Sunday, May 3, 2015
The Question of Miracles, written by Elana K. Arnold. Houghton Mifflin Harcourt, Thomas Allen & Son. 2015. $21.99 ages 10 and up
In a story that is quite miraculous itself, we meet Iris and her family. They have just moved to Oregon from California. Iris' mother has a new job at the university, her father is a stay-at-home parent intent on making the 'homestead' a happy, productive place for his family. He loves thinking about and planning his garden, learns all that he can about sustainability and accepts the constant rain as a daily blessing. Iris, on the other hand, hates the dreary wetness of this new place. Its gloominess is in keeping with the her sadness since the death of her best friend, Sarah, three months earlier. She misses Sarah every day, and longs for her presence.
School and the bus ride there are worrisome, as well. She doesn't want to make new friends. Meeting Boris, who is messy and lacks social skills, offers some solace. They become friends despite their differences. In Boris, Iris finds hope. Although few people are aware of it, Boris is considered a miracle baby. He should never have survived his birth; yet, he did. His aunt believes it is a direct result of her prayers. People from the Vatican want to meet him because of the miracle of his birth, and what they believe to be divine intervention. It makes Iris think that other miracles are surely possible.
Iris feels Sarah's presence in the cupboard under the stairs in the new house. That is where Sarah's tennis racket languishes, a gift from her parents to their daughter's best friend and tennis partner. Iris just wants to talk to Sarah again. Who decides on miracles?
Elana Arnold has written a beautiful story. She allows her readers, through Iris' compelling character, a close look at grief, at hope and at eventual acceptance of the small miracles that we experience every day. It is a terribly sad time for Iris. Having a friend like Boris, who is always supportive and engaging, encourages her to see life without Sarah in a new, hopeful way.
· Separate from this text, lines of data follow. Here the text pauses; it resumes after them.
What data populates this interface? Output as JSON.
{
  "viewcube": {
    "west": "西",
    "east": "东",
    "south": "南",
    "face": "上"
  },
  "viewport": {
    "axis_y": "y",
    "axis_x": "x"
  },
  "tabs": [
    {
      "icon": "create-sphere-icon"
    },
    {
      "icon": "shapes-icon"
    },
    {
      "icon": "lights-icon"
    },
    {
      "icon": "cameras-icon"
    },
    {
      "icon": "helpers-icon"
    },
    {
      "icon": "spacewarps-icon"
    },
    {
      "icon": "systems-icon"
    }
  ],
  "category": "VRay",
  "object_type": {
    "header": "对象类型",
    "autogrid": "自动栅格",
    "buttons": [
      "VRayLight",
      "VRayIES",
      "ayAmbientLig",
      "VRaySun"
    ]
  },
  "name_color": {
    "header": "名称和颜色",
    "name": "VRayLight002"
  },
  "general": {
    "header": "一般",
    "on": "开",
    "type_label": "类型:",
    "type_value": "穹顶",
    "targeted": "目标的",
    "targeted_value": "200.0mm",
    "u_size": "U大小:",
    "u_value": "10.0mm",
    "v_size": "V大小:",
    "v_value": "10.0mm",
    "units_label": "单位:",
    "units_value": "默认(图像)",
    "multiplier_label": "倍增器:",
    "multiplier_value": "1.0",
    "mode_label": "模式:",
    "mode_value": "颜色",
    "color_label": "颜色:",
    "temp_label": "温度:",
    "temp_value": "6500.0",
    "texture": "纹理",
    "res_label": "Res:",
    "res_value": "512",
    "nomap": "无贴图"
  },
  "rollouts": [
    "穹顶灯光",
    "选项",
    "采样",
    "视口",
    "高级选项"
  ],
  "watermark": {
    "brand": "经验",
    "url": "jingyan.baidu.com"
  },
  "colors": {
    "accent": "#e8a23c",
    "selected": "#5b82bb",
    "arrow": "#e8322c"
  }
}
It is a long, slow journey to the light on the other side.
Authentic, emotional and full of insight, this would be a perfect book to add to a middle grader's summer reading list.